On the occasion of the United Nations Year of Tolerance, and marking, the 125th birth anniversary of Mahatma Gandhi, the Executive Board of UNESCO, at its 146th session, unanimously adopted the decision to establish the "UNESCO-Madanjeet Singh Prize for the Promotion of Tolerance and Non-Violence".
An eminent five-member international jury representing, different regions of the world, shall biannually award the US$ 40,000/- prize, donated by Mr. Madanjeet Singh, to institutions, organizations, and/or persons, who have meritoriously worked for tolerance and non-violence in scientific, artistic, cultural, or communication fields, as well as to the families of creative artists who have fallen victims to intolerance.
A well-known writer, scholar, and artist, Mr. Madanjeet Singh was imprisoned for nine months in the Indian jail of Mirzapur during Mahatma Gandhi's non-violent "Quit India" movement against British colonial rule.
The Government of India awarded him the "Tamra Patra" in 1972, by virtue of which he is paid a freedom-fighter pension, a monthly stipend that he has since given away in charity.
Mr. Madanjeet Singh has been closely associated for over forty years with UNESCO, the "conscience of humanity" as Jawaharlal Nehru hailed the organization at the time he wrote in 1954 the preface to Mr. Singh's first volume in the UNESCO World Art series, India, Paintings from Ajanta Caves.

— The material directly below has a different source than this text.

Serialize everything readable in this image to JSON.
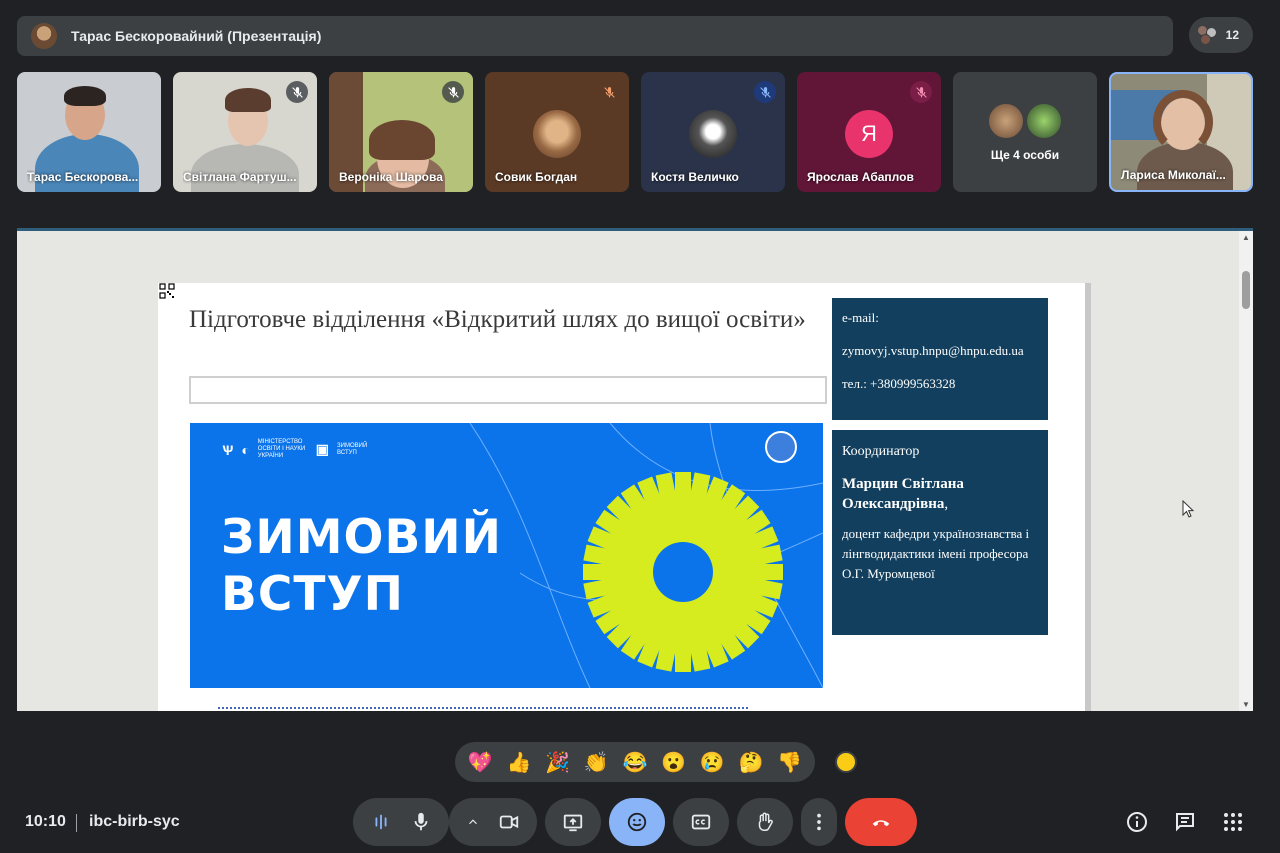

In the year 1968, UNESCO sponsored another classical publication, Himalayan Art, which was acclaimed as widely as his latest book, The Sun in Myth and Art, published in six-language editions in co-operation between UNESCO and seven most well-known publishing houses all over the world. Having served as India's Ambassador in several countries, he is at present a Special Adviser to the Director-General of UNESCO, Paris.
Prize upgraded in 2002 to US$ 100,000/- (one hundred thousand United State dollars).